Technical colleges – The new hope for economic growth

Kenya has slashed fees for students in technical and vocational education institutions and raised public funding in its latest bid to grow the critical skills base needed to achieve the country’s economic ambitions.

The new fees structure will be effected in September. It will mean students will pay below US$150 on average annually for certificate courses in technical and vocational education and training (TVET) colleges. This reform was announced by Kenya’s Deputy President William Ruto in what has been a slew of interventions focused on the colleges.

Treasury Cabinet Secretary Henry Rotich said last month the government had allocated US$160 million for technical institutions in the new financial year that began on 1 July.

“The provision of quality and relevant education and training is critical in equipping Kenyans with skills necessary for industrialisation. For this reason, the government will focus on improving and expanding technical and vocational education and training institutes in order to equip the youth with the relevant skills necessary for industrialisation,” said Rotich.

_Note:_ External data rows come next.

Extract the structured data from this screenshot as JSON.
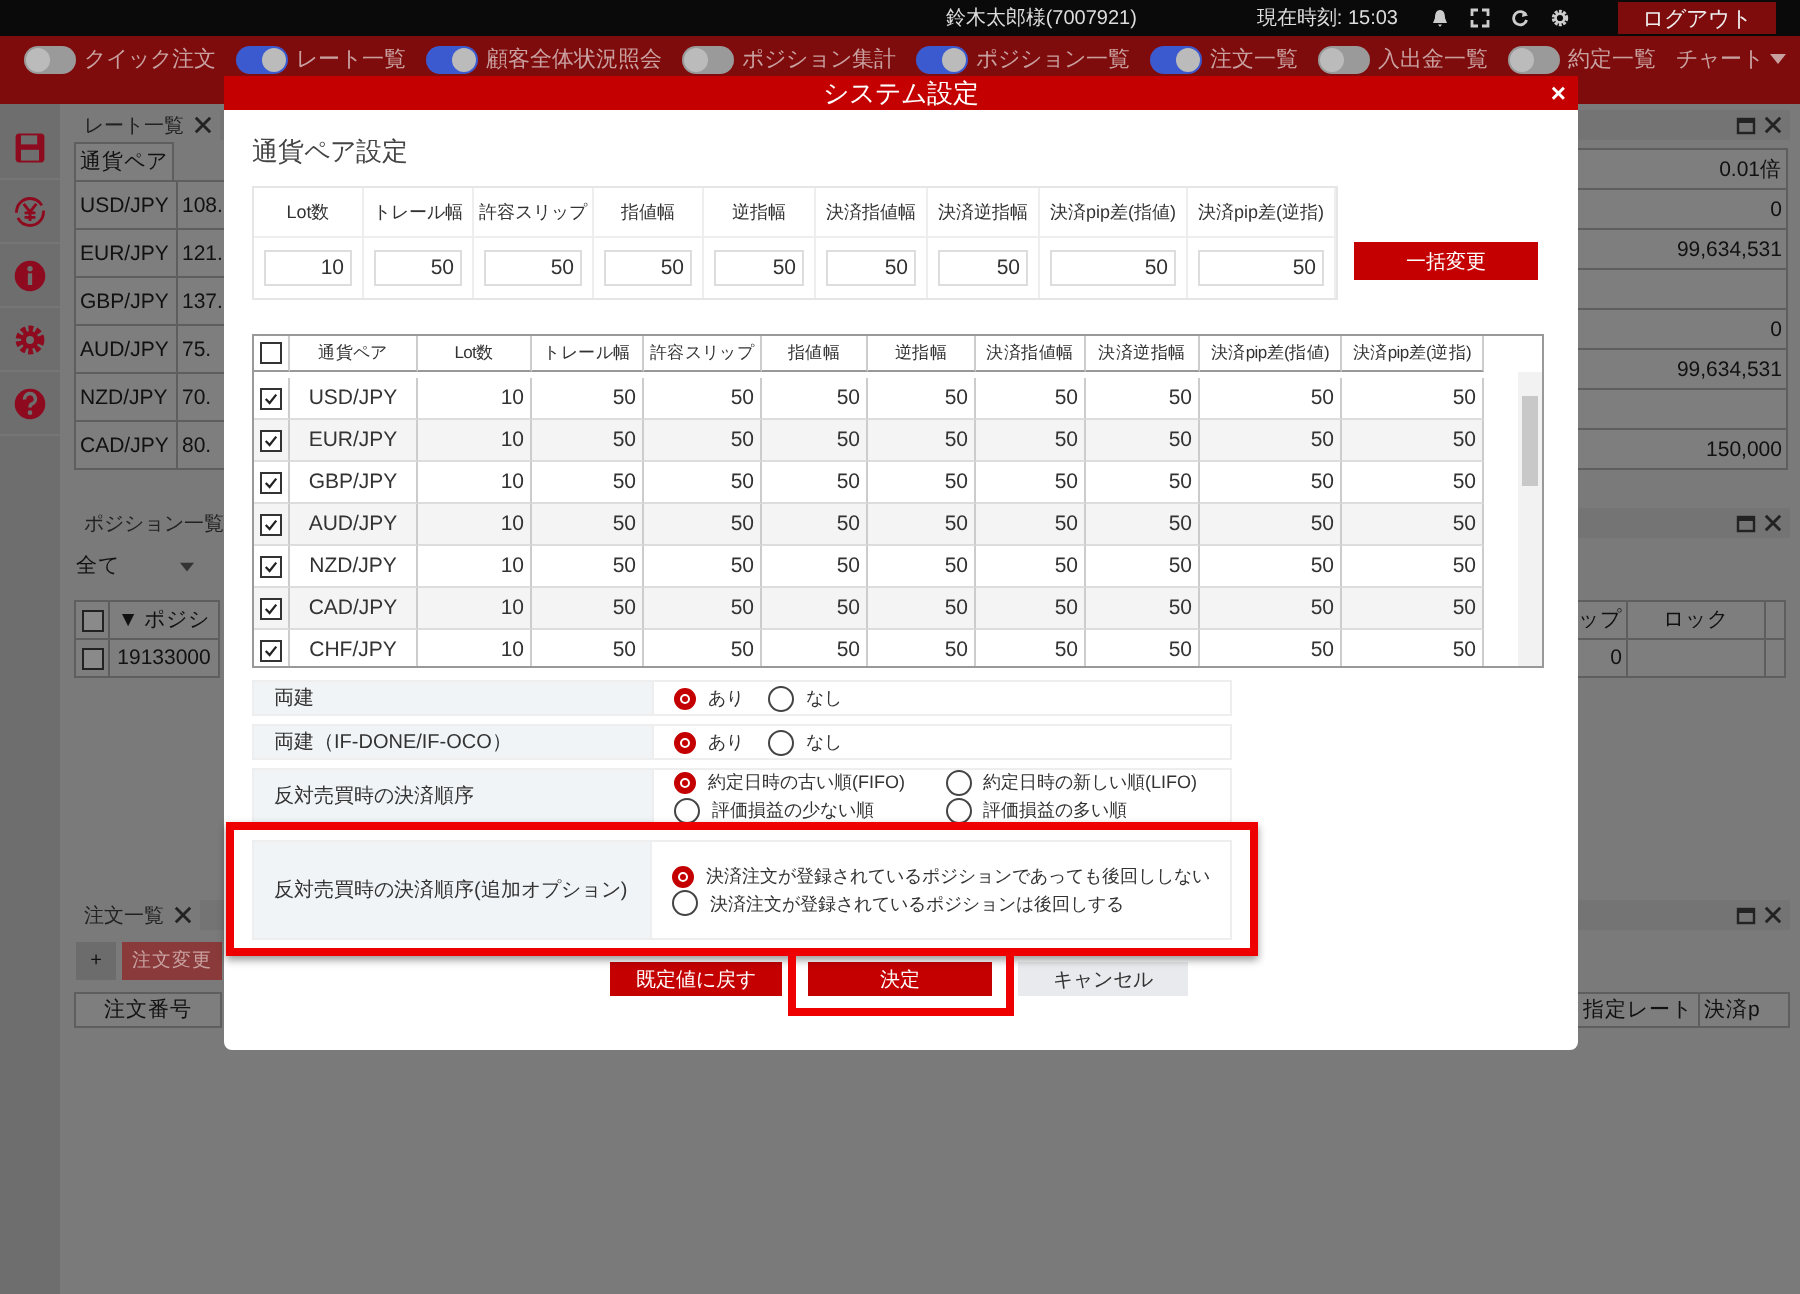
{
  "header": {
    "user": "鈴木太郎様(7007921)",
    "clock": "現在時刻: 15:03",
    "logout": "ログアウト"
  },
  "toolbar": [
    {
      "label": "クイック注文",
      "on": false
    },
    {
      "label": "レート一覧",
      "on": true
    },
    {
      "label": "顧客全体状況照会",
      "on": true
    },
    {
      "label": "ポジション集計",
      "on": false
    },
    {
      "label": "ポジション一覧",
      "on": true
    },
    {
      "label": "注文一覧",
      "on": true
    },
    {
      "label": "入出金一覧",
      "on": false
    },
    {
      "label": "約定一覧",
      "on": false
    }
  ],
  "chart_menu": "チャート",
  "rate_panel": {
    "title": "レート一覧",
    "column": "通貨ペア",
    "rows": [
      {
        "pair": "USD/JPY",
        "rate": "108."
      },
      {
        "pair": "EUR/JPY",
        "rate": "121."
      },
      {
        "pair": "GBP/JPY",
        "rate": "137."
      },
      {
        "pair": "AUD/JPY",
        "rate": "75."
      },
      {
        "pair": "NZD/JPY",
        "rate": "70."
      },
      {
        "pair": "CAD/JPY",
        "rate": "80."
      }
    ],
    "right_values": [
      {
        "kind": "value",
        "value": "0.01倍"
      },
      {
        "kind": "value",
        "value": "0"
      },
      {
        "kind": "value",
        "value": "99,634,531"
      },
      {
        "kind": "empty"
      },
      {
        "kind": "value",
        "value": "0"
      },
      {
        "kind": "value",
        "value": "99,634,531"
      },
      {
        "kind": "empty"
      },
      {
        "kind": "value",
        "value": "150,000"
      }
    ]
  },
  "position_panel": {
    "title": "ポジション一覧",
    "filter": "全て",
    "column": "▼ ポジシ",
    "right_columns": [
      "ップ",
      "ロック"
    ],
    "row": {
      "checked": false,
      "id": "19133000",
      "right_value": "0"
    },
    "header_checked": false
  },
  "order_panel": {
    "title": "注文一覧",
    "add": "+",
    "edit": "注文変更",
    "column": "注文番号",
    "right_columns": [
      "指定レート",
      "決済p"
    ]
  },
  "modal": {
    "title": "システム設定",
    "close": "×",
    "section": "通貨ペア設定",
    "batch": [
      {
        "label": "Lot数",
        "value": "10"
      },
      {
        "label": "トレール幅",
        "value": "50"
      },
      {
        "label": "許容スリップ",
        "value": "50"
      },
      {
        "label": "指値幅",
        "value": "50"
      },
      {
        "label": "逆指幅",
        "value": "50"
      },
      {
        "label": "決済指値幅",
        "value": "50"
      },
      {
        "label": "決済逆指幅",
        "value": "50"
      },
      {
        "label": "決済pip差(指値)",
        "value": "50"
      },
      {
        "label": "決済pip差(逆指)",
        "value": "50"
      }
    ],
    "batch_button": "一括変更",
    "table": {
      "all_checked": false,
      "columns": [
        "通貨ペア",
        "Lot数",
        "トレール幅",
        "許容スリップ",
        "指値幅",
        "逆指幅",
        "決済指値幅",
        "決済逆指幅",
        "決済pip差(指値)",
        "決済pip差(逆指)"
      ],
      "rows": [
        {
          "checked": true,
          "cells": [
            "USD/JPY",
            "10",
            "50",
            "50",
            "50",
            "50",
            "50",
            "50",
            "50",
            "50"
          ]
        },
        {
          "checked": true,
          "cells": [
            "EUR/JPY",
            "10",
            "50",
            "50",
            "50",
            "50",
            "50",
            "50",
            "50",
            "50"
          ]
        },
        {
          "checked": true,
          "cells": [
            "GBP/JPY",
            "10",
            "50",
            "50",
            "50",
            "50",
            "50",
            "50",
            "50",
            "50"
          ]
        },
        {
          "checked": true,
          "cells": [
            "AUD/JPY",
            "10",
            "50",
            "50",
            "50",
            "50",
            "50",
            "50",
            "50",
            "50"
          ]
        },
        {
          "checked": true,
          "cells": [
            "NZD/JPY",
            "10",
            "50",
            "50",
            "50",
            "50",
            "50",
            "50",
            "50",
            "50"
          ]
        },
        {
          "checked": true,
          "cells": [
            "CAD/JPY",
            "10",
            "50",
            "50",
            "50",
            "50",
            "50",
            "50",
            "50",
            "50"
          ]
        },
        {
          "checked": true,
          "cells": [
            "CHF/JPY",
            "10",
            "50",
            "50",
            "50",
            "50",
            "50",
            "50",
            "50",
            "50"
          ]
        }
      ]
    },
    "options": [
      {
        "label": "両建",
        "choices": [
          {
            "label": "あり",
            "selected": true
          },
          {
            "label": "なし",
            "selected": false
          }
        ]
      },
      {
        "label": "両建（IF-DONE/IF-OCO）",
        "choices": [
          {
            "label": "あり",
            "selected": true
          },
          {
            "label": "なし",
            "selected": false
          }
        ]
      },
      {
        "label": "反対売買時の決済順序",
        "choices": [
          {
            "label": "約定日時の古い順(FIFO)",
            "selected": true
          },
          {
            "label": "約定日時の新しい順(LIFO)",
            "selected": false
          },
          {
            "label": "評価損益の少ない順",
            "selected": false
          },
          {
            "label": "評価損益の多い順",
            "selected": false
          }
        ]
      },
      {
        "label": "反対売買時の決済順序(追加オプション)",
        "choices": [
          {
            "label": "決済注文が登録されているポジションであっても後回ししない",
            "selected": true
          },
          {
            "label": "決済注文が登録されているポジションは後回しする",
            "selected": false
          }
        ]
      }
    ],
    "buttons": [
      {
        "label": "既定値に戻す",
        "kind": "reset"
      },
      {
        "label": "決定",
        "kind": "primary"
      },
      {
        "label": "キャンセル",
        "kind": "cancel"
      }
    ]
  }
}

Expansion of technical sector

The funding, which is over 30% higher than last year, is expected to aid the recruitment of an additional 2,000 technical training instructors and capitation grants for students. This will also see the establishment of 15 new technical training institutes and the development of a curriculum development assessment and certification centre.

The reduction of fees for students in technical institutions is a calculated financial intervention that is expected to woo more students into these institutions. Additionally, the government will now give an annual bursary of US$300 for every student who joins the technical institutions. The students will access the funding through the Higher Education Loans Board, the agency that disburses loans to university students on behalf of the government.

This is expected to buttress the government's plan to have at least 70,000 learners in technical and vocational education institutions in the next five years. Kenya plans to have at least one vocational and technical institution in each of the 290 constituencies in the next two years.

The initiatives are the latest in a string of efforts to revive a sector that has in the recent past faced collapse as focus in the education sector shifted to universities.

In April, Education Cabinet Secretary Amina Mohamed directed the Kenya Universities and Colleges Central Placement Service, the government-backed admissions agency, to enrol at least 500,000 secondary school graduates in technical institutions. This will be the biggest single group to join the institutions. Only 28,866 students had at that time applied to enter colleges.

Students who fail to get admission to universities traditionally enrol in colleges. But rising fees coupled with high living costs have left students and guardians, especially from poor households, unable to meet the cost of post-school learning.

Critical mass of skills

Educationists say the success of Kenya’s growth ambitions is hinged on an adequate supply of a critical mass of technical skills.

“We must ensure that the quality of education in these institutions is of top quality by re-equipping them. Modern machines are critical; a college cannot claim to offer technical courses if it lacks the right equipment. We also need to upgrade the expertise of the trainers. Quality training presupposes the existence of top-notch tutors who apply innovative approaches to teaching. There is an urgent need to revamp the curriculum. Massive technological advancements have taken place,” said Simon Gicharu, chairman and founder of Mount Kenya University, Kenya’s largest private university by student numbers.

The government said it has identified technical courses such as automotive engineering, plant engineering, masonry, plumbing and other crafts as key drivers of its growth plan. The country’s economic blueprint for the next five years is built on four pillars: food security, affordable healthcare, manufacturing and housing.

The emphasis on technical education has received support from some quarters.

“There is every justification to expedite the education reform that seeks to recreate the curriculum from mere knowledge acquisition to skills and competence. Kenya must refocus higher education by promoting technical and vocational training and changing the degree curriculum,” said an editorial in the Daily Nation, Kenya’s largest newspaper by circulation.

The renewed focus in the technical training sector has also attracted interest from private organisations who argue that for Kenya to become industrialised by 2030, it must strengthen the technical and vocational education and training system which is currently eroded by low investment.

They argue that the country is fighting a skills shortage that could hinder the smooth implementation of Kenya Vision 2030, the country's long-term economic blueprint which is founded on a strong human capital base.

In 2016, KCB, Kenya’s biggest bank by assets and profitability, launched its '2Jiajiri' programme, a youth-focused project that is enrolling 10,000 youths annually into technical and vocational training institutions. The bank is spending US$100 million annually on financing youth-led businesses under the programme. Equity Bank, Kenya’s second biggest bank, is supporting at least 3,000 students in technical and vocational colleges across the country.

The shift in policy comes as the World Bank recently warned that Kenya and by extension East Africa risked missing its long-term economic growth targets due to a widening disconnect between labour market skills needs and the graduates of higher education institutions. This was as a result of a general decline in the supply of technical and vocational skills, constraining economic prospects.